How Safe Are Cell Phones?
What’s the latest on cell phone safety?
Andrew Weil, M.D. | November 19, 2007
We have no clear evidence that cell phones pose health risks, but that doesn’t mean there’s no cause for concern. The latest on this subject comes from Britain, where a six-year study published in September, 2007, by the UK Mobile Telecommunications and Health Research (MTHR) Programme found that cell phone use had no adverse effects on brain function, memory and reaction times and no evidence that it can lead to brain cancer.
But the scientist who headed the $17.9 million study emphasized that research so far has included few participants who have used cell phones for 10 years or longer.
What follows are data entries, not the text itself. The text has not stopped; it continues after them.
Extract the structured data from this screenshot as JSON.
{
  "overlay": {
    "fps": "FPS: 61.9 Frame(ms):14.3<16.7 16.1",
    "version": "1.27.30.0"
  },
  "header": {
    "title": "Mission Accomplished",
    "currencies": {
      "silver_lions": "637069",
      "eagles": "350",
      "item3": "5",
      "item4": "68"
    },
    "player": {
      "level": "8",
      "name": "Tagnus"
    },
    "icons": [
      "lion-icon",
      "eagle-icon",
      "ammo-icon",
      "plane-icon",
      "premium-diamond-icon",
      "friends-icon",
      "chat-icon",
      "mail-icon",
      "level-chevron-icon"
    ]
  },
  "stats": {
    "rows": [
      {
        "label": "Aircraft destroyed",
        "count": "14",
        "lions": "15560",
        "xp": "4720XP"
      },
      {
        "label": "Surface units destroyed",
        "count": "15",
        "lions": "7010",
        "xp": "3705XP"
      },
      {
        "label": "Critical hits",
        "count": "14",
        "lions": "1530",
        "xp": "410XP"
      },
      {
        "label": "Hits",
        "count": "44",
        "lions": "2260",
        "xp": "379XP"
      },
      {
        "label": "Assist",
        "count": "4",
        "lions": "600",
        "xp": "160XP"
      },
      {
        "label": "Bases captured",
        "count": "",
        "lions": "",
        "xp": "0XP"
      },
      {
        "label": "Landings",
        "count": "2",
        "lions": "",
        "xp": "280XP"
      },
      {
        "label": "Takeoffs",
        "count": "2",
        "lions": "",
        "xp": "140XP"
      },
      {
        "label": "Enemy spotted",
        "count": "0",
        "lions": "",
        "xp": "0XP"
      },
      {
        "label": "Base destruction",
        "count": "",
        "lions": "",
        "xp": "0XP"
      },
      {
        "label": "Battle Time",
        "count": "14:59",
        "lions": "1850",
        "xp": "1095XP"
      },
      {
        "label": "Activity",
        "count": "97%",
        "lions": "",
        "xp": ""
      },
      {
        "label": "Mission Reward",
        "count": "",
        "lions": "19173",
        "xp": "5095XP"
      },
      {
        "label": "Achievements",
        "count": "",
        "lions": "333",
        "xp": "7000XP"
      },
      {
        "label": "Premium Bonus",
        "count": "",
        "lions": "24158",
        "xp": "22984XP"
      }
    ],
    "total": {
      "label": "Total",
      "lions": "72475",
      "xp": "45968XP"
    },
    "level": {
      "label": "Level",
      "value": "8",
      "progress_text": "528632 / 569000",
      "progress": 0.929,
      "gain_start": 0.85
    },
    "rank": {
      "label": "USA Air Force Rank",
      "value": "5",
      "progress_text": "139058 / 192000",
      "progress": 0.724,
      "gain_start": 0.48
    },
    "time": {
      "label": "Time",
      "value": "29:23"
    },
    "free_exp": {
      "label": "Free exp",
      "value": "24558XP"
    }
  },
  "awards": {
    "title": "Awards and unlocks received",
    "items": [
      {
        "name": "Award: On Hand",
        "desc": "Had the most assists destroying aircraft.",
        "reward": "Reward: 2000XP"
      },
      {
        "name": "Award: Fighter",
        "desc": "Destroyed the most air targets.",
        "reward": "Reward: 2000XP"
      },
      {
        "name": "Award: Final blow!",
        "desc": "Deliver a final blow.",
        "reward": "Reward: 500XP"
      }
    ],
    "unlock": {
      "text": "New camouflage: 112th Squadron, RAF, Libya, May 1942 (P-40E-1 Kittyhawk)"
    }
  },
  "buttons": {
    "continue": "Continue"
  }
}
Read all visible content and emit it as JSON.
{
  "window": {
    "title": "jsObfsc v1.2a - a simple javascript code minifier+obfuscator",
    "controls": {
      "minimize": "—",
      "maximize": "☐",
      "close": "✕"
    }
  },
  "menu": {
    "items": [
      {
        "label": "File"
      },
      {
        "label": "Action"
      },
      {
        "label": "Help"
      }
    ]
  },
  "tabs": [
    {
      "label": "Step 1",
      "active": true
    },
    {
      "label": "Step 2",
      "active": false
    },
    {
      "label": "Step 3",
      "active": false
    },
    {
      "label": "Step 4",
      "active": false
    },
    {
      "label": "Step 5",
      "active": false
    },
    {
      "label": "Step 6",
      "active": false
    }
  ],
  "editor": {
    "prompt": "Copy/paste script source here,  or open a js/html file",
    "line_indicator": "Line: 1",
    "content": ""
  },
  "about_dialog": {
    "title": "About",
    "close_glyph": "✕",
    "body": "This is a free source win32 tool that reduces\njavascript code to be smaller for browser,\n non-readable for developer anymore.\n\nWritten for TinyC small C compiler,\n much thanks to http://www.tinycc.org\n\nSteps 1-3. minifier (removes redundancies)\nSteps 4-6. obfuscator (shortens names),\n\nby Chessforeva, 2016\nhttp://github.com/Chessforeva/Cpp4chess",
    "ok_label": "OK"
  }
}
An ongoing study involving 200,000 people in Denmark, Finland, Sweden and Britain may tell us more about possible long-term health risks.
In 2006, a Swedish study showed that the risk of developing a malignant tumor on the side of the head where a cell phone is typically used was 240 percent greater than normal. But the findings, published in 2006 in the International Archives of Occupational and Environmental Health, contradicted the results of a number of large clinical trials, none of which found any such evidence. The latest from Sweden, an analysis of earlier studies, concluded that using a cell phone for more than a decade can double the risks of benign brain tumors called acoustic neuroma and malignant brain and nervous system tumors called gliomas.
Brain tumors can take 30 to 40 years to develop, so it could be many years before we know for sure whether cell phone use is safe or, if not, how great the risks may be. Until then, the big worry is that children may be more vulnerable than adults (just as they’re more susceptible to risks posed by exposure to cigarette smoke, lead and radiation). For this reason, experts in the United States and Britain have advised limiting youngsters’ cell phone use.
It also makes sense for adults take precautions:
- Save long conversations for conventional phones.
- In your car, use a cell phone that has a remote antenna outside the vehicle.
- Always use a headset and keep the phone itself away from your body.
- Find out how much radiofrequency energy your cell phone emits. (This measurement is called the Specific Absorption Rate or SAR; find the SAR for your cell phone via the FCC at http://www.fcc.gov/oet/rfsafety/sar.html. The SAR permitted in the United States is 1.6 watts per kilogram.)
And to avoid auto accidents, the biggest known risk, stay off the phone while driving, and pull over when you have to make or take a call.
Andrew Weil, M.D.